§ DATA:
————————
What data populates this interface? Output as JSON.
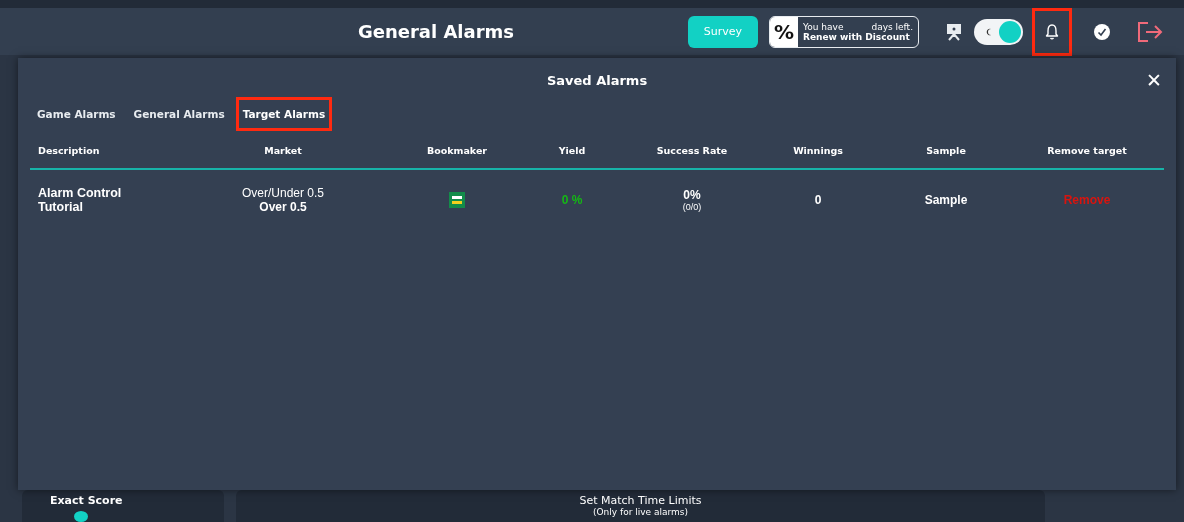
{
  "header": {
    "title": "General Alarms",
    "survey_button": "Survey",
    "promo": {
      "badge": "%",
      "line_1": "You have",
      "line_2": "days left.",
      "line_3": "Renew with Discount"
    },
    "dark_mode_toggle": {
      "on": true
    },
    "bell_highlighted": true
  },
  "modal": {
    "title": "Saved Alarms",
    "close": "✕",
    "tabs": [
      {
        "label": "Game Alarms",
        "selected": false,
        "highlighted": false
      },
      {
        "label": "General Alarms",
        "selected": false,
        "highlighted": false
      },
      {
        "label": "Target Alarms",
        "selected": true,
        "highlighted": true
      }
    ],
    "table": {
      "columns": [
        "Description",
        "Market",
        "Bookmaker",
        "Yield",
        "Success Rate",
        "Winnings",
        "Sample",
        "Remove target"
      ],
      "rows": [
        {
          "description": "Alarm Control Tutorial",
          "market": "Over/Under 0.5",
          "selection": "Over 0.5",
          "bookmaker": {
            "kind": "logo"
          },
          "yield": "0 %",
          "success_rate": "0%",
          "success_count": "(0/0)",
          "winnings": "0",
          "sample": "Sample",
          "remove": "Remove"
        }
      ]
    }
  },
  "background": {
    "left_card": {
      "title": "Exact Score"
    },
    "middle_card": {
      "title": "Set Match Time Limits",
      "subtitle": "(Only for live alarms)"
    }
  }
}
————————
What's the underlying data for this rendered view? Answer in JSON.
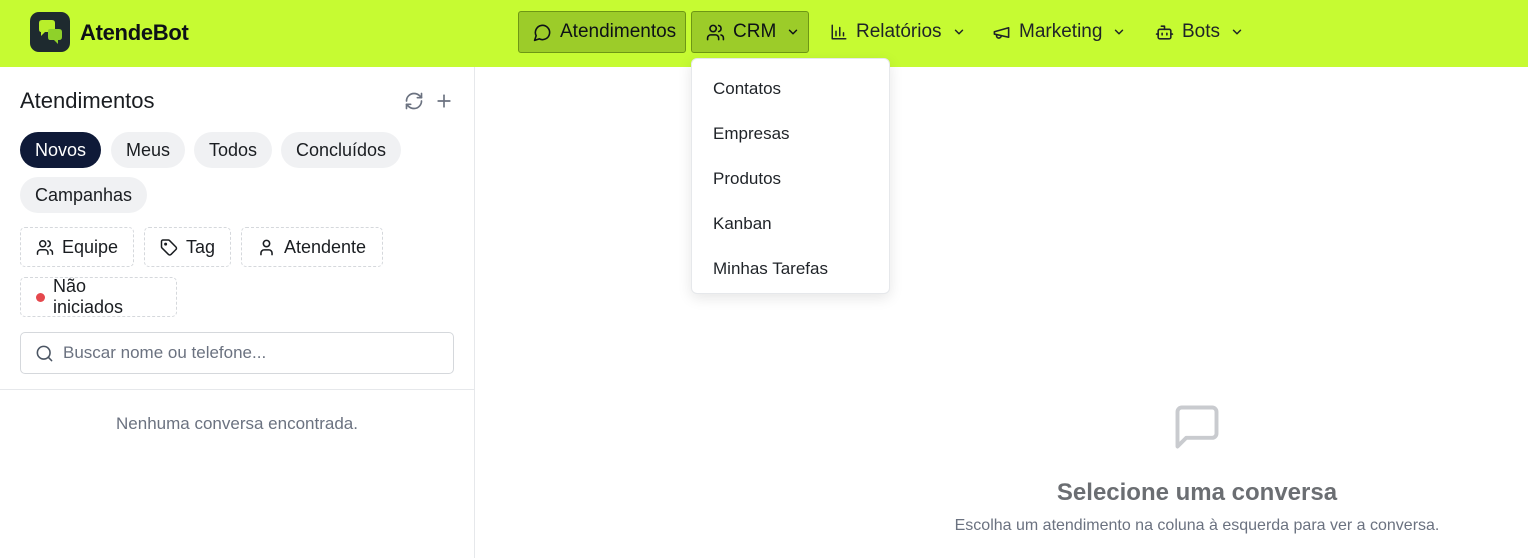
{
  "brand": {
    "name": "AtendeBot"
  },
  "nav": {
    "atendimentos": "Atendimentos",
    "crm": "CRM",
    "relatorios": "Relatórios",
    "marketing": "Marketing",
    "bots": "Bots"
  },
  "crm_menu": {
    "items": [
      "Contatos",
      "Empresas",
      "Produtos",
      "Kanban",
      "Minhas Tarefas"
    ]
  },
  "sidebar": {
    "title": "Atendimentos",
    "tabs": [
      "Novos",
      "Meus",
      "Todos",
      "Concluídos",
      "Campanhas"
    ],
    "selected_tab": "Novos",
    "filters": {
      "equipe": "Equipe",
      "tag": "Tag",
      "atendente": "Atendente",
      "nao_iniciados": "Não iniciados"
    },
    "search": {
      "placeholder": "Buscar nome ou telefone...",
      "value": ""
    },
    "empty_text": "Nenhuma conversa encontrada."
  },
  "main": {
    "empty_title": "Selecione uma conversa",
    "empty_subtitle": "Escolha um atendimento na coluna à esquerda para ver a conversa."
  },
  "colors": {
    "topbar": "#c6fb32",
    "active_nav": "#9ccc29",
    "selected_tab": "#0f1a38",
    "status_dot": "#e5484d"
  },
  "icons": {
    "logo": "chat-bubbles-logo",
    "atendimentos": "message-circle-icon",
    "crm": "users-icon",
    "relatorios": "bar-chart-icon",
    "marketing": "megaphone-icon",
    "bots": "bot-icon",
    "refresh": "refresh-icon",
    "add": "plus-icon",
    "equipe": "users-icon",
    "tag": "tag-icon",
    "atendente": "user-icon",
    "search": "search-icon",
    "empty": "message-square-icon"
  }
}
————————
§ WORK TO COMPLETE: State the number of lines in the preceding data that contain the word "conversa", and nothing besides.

§ FINISHED EXERCISE: 3